Seen and Felt

800px-Alcatraz_(5221834569)Poetry bears witness to events that surround it, sure. But it is not the news. It is not an opinion column either. It dips its slippery toe into telling, showing, and expressing so as to permit each reader to recreate the very event over and over anew and on a personal basis.

Such a feat is perhaps simpler to accomplish when the events in question are household, such as a divorce, a child, aging. But when the event relates to the fate of political prisoners held captive by a ruthless dictatorship, generating personal connections with a poem is more difficult.

But, for Carolyn Forché (b. 1950) the task seems easy. Her book “The Country Between Us (1981),” published thanks to Margaret Atwood’s helping hand, shares her experiences as a human rights worker during El Salvador’s dictatorship in the 1970’s. It won numerous prizes, including the Poetry Society of America’s Alice Fay di Castagnola Award, and was also the Lamont Poetry Selection of the Academy of American Poets.

Below is a short poem from the book, one of my favorite. I have a soft spot for short poems with a punch, and this one is precisely that. I love how specific it is to one man’s plight, but still transmits a sense of hope and gentleness that is very much the author’s, yet very much the world’s.

The Visitor

In Spanish he whispers there is no time left.
It is the sound of scythes arcing in wheat,
the ache of some field song in Salvador.
The wind along the prison, cautious
as Francisco’s hands on the inside, touching
the walls as he walks, it is his wife’s breath
slipping into his cell each night while he
imagines his hand to be hers.

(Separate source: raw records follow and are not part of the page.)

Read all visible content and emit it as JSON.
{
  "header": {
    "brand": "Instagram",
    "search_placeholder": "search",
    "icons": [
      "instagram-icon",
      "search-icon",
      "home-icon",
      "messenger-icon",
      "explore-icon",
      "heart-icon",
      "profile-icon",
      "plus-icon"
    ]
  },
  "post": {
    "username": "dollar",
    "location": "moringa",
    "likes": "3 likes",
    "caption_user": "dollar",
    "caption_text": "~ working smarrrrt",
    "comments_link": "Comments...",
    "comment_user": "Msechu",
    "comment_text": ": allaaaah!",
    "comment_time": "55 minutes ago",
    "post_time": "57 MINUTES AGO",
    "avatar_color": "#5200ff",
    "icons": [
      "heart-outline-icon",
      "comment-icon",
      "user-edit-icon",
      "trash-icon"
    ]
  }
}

It is a small country.


There is nothing one man will not do to another.

– Ana Maria Caballero, Zeteo Contributing Writer

Photo Credit: BriYZZ from Toronto, Canada

Leave a Reply

Fill in your details below or click an icon to log in: Logo

You are commenting using your account. Log Out /  Change )

Facebook photo

You are commenting using your Facebook account. Log Out /  Change )

Connecting to %s

This site uses Akismet to reduce spam. Learn how your comment data is processed.

%d bloggers like this: